FDA In Brief: FDA investigates cases of canine heart disease potentially linked to diet
July 12, 2018
“We are concerned about reports of canine heart disease, known as dilated cardiomyopathy (DCM), in dogs that ate certain pet foods containing peas, lentils, other legumes or potatoes as their main ingredients. These reports are highly unusual as they are occurring in breeds not typically genetically prone to the disease,” said Martine Hartogensis, D.V.M., deputy director of the FDA’s Center for Veterinary Medicine’s Office of Surveillance and Compliance. “The FDA is investigating the potential link between DCM and these foods. We encourage pet owners and veterinarians to report DCM cases in dogs who are not predisposed to the disease.”
The U.S. Food and Drug Administration’s Center for Veterinary Medicine and the Veterinary Laboratory Investigation and Response Network, a collaboration of government and veterinary diagnostic laboratories, are investigating the potential association between reports of canine dilated cardiomyopathy (DCM) in dogs and certain pet foods the animals consumed, containing peas, lentils, other legume seeds or potatoes as main ingredients. Canine DCM is a disease of a dog’s heart muscle and often results in congestive heart failure. In cases that are not linked to genetics, heart function may improve with appropriate veterinary treatment and dietary modification if caught early.
A genetic predisposition for DCM is typically seen in large and giant breed dogs, such as Great Danes, Newfoundlands, Irish Wolfhounds, Saint Bernards and Doberman Pinschers. The disease is less common in small and medium breed dogs, except American and English Cocker Spaniels. However, recently reported atypical cases have included Golden and Labrador Retrievers, a Whippet, a Shih Tzu, a Bulldog, and Miniature Schnauzers as well as mixed breeds. Early reports from the veterinary cardiology community indicate that the impacted dogs consistently ate foods containing peas, lentils, other legume seeds or potatoes as main ingredients in their primary source of nutrition for time periods ranging from months to years. That’s why the FDA is conducting an investigation into this potential link. In the meantime, the FDA continues to recommend that changes in diet, especially for dogs with DCM, should be made in consultation with a licensed veterinary professional.
As part of its investigation, the FDA has been in contact with the pet food manufacturers and the veterinary community to discuss these reports and will provide updates as more information becomes available.

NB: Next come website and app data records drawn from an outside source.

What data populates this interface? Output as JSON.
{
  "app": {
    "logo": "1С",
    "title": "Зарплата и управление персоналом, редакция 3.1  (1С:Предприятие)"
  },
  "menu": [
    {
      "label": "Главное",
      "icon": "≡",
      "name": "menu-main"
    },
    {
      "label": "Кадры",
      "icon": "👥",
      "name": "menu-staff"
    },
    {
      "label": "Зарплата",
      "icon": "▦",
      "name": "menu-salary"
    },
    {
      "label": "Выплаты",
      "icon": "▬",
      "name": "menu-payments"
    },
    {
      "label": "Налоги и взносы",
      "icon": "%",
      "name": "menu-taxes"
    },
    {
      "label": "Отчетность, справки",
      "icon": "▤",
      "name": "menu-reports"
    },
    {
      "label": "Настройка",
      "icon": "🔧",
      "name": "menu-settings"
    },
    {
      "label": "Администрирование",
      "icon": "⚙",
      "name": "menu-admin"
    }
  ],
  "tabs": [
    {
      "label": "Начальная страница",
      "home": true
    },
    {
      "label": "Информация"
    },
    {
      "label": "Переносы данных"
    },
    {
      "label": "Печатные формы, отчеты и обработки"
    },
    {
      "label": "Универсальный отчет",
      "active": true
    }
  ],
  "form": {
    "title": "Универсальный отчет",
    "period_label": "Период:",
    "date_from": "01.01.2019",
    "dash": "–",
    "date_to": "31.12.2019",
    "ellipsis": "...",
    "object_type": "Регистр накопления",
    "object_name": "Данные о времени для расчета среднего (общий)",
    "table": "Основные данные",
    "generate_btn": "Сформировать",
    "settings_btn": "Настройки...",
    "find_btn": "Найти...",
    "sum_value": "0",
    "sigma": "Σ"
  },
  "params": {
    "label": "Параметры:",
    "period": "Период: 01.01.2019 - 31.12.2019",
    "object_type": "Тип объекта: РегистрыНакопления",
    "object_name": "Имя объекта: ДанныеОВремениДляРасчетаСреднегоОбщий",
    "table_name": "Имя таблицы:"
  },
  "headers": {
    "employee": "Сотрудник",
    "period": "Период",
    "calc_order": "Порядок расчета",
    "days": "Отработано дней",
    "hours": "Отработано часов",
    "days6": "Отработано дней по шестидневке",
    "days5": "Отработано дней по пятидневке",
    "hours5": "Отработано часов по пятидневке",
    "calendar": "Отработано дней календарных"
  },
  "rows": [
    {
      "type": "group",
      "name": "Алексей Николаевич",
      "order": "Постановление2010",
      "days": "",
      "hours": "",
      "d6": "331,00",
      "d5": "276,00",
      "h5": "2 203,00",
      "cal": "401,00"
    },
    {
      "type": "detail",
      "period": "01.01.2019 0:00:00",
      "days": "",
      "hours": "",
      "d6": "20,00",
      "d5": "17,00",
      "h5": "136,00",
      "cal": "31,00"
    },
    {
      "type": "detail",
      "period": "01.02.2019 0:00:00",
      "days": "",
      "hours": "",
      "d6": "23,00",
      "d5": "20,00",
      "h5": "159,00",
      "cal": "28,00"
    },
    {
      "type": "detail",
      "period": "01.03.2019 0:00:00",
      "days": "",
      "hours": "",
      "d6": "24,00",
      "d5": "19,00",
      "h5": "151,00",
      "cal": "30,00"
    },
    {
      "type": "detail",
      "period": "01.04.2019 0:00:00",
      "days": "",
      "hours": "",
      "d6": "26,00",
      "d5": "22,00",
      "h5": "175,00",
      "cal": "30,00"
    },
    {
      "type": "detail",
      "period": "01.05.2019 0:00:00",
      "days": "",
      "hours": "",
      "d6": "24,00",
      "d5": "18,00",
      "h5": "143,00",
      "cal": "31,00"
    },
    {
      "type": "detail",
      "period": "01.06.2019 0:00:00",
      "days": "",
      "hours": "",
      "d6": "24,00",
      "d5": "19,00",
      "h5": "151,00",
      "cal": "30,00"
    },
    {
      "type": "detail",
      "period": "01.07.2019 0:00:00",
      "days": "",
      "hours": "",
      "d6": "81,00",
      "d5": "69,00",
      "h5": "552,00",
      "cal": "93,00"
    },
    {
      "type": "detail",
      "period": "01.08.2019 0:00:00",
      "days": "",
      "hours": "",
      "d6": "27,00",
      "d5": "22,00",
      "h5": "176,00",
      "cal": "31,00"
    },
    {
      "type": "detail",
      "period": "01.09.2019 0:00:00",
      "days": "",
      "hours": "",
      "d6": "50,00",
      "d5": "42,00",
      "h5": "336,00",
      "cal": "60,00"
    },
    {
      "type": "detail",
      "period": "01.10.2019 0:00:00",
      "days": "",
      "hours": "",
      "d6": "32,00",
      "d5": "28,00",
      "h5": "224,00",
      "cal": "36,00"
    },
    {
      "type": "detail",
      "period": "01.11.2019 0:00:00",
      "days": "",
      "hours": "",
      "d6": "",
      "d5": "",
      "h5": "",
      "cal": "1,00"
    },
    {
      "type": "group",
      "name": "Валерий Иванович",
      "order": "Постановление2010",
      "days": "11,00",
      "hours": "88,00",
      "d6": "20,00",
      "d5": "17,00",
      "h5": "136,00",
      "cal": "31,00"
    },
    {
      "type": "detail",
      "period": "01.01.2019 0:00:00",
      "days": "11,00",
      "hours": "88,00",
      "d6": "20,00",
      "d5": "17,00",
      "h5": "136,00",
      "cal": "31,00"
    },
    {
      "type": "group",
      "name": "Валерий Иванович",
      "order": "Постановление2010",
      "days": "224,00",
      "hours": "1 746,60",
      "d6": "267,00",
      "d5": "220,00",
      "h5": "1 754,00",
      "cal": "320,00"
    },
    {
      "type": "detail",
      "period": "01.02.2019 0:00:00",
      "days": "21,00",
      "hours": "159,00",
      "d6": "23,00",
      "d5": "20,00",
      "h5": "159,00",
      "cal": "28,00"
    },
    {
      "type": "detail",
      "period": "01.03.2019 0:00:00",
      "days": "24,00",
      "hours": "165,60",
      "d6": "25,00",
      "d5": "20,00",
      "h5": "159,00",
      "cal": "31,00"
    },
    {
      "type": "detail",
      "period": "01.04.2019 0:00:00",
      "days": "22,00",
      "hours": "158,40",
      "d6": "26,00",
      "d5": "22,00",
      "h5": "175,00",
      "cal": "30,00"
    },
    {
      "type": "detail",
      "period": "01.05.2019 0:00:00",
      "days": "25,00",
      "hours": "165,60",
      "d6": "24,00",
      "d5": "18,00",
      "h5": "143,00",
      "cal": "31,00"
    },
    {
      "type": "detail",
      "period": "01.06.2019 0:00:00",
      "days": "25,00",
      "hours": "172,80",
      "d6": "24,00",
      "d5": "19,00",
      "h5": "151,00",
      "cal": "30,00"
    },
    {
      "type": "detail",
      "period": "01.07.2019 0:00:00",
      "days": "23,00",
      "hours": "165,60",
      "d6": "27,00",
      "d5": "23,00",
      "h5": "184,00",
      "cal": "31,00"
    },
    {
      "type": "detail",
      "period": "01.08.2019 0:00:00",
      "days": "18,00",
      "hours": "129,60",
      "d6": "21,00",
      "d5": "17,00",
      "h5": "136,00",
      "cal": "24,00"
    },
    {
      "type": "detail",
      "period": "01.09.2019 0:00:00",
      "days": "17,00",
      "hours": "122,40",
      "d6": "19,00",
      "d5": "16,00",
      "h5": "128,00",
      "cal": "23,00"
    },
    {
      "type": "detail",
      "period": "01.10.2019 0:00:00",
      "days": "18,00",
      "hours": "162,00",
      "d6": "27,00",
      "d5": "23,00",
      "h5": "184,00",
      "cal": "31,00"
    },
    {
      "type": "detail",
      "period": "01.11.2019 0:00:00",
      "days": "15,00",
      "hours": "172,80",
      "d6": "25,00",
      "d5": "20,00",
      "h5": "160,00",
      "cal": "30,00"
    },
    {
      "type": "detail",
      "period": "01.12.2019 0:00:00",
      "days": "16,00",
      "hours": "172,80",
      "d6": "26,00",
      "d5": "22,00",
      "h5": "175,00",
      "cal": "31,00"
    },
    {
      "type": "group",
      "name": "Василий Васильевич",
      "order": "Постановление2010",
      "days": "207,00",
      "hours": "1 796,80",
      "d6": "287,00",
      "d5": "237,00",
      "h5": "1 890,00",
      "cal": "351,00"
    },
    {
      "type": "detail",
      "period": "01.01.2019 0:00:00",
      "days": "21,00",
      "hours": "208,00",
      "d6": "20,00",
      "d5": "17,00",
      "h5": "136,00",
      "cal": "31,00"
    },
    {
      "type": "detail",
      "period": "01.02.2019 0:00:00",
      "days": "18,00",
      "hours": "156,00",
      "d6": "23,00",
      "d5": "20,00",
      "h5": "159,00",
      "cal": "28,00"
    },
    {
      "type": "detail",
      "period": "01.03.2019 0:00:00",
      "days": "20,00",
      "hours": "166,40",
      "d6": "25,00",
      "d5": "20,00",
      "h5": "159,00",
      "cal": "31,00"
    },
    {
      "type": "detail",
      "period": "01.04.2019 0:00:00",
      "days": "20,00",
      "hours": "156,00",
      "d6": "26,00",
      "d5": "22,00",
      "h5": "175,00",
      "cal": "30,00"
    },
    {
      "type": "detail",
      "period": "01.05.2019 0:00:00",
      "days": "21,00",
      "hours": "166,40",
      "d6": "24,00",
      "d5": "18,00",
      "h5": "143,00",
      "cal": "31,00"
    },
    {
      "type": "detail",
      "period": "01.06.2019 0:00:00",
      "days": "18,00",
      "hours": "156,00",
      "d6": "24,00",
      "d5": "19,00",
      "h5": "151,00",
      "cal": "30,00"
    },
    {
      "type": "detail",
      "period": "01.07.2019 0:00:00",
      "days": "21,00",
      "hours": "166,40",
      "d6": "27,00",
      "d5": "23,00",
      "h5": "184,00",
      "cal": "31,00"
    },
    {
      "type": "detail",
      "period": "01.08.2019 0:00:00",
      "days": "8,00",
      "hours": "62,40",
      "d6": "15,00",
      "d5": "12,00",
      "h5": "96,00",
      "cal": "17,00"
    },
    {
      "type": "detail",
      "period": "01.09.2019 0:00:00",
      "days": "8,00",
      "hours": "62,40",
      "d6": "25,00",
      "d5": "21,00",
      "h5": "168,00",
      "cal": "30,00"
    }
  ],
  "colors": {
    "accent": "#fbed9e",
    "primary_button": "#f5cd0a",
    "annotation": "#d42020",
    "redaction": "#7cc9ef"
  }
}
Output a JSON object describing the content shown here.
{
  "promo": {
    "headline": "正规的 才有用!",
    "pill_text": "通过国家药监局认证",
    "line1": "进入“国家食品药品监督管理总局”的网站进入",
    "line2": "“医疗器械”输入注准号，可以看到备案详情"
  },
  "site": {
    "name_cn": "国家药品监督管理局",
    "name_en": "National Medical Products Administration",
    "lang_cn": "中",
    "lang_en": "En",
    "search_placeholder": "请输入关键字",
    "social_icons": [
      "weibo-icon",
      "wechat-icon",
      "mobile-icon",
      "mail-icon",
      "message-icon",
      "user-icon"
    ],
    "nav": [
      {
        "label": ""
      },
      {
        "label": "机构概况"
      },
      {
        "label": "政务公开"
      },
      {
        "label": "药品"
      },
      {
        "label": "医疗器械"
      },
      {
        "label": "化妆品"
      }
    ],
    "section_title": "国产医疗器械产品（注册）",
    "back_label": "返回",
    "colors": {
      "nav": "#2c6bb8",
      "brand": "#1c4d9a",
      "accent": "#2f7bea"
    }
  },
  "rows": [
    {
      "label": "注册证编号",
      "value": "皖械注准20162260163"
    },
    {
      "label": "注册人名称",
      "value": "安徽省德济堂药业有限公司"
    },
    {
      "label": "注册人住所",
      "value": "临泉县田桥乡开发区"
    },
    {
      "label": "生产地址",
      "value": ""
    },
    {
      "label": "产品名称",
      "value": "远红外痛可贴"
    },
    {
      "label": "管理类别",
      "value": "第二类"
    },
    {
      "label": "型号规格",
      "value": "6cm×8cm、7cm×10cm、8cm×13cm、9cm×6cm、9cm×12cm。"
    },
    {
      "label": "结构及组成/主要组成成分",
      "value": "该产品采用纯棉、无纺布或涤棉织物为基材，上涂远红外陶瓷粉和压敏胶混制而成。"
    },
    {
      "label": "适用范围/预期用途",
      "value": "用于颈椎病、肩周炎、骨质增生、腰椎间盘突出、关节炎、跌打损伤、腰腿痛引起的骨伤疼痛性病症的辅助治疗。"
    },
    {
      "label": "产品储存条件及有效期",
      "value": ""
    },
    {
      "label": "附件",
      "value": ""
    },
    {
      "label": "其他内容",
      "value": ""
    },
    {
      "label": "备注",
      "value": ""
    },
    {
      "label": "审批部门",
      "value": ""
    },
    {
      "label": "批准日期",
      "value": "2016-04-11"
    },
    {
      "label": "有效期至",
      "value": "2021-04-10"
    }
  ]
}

The FDA, an agency within the U.S. Department of Health and Human Services, protects the public health by assuring the safety, effectiveness, and security of human and veterinary drugs, vaccines and other biological products for human use, and medical devices. The agency also is responsible for the safety and security of our nation’s food supply, cosmetics, dietary supplements, products that give off electronic radiation, and for regulating tobacco products.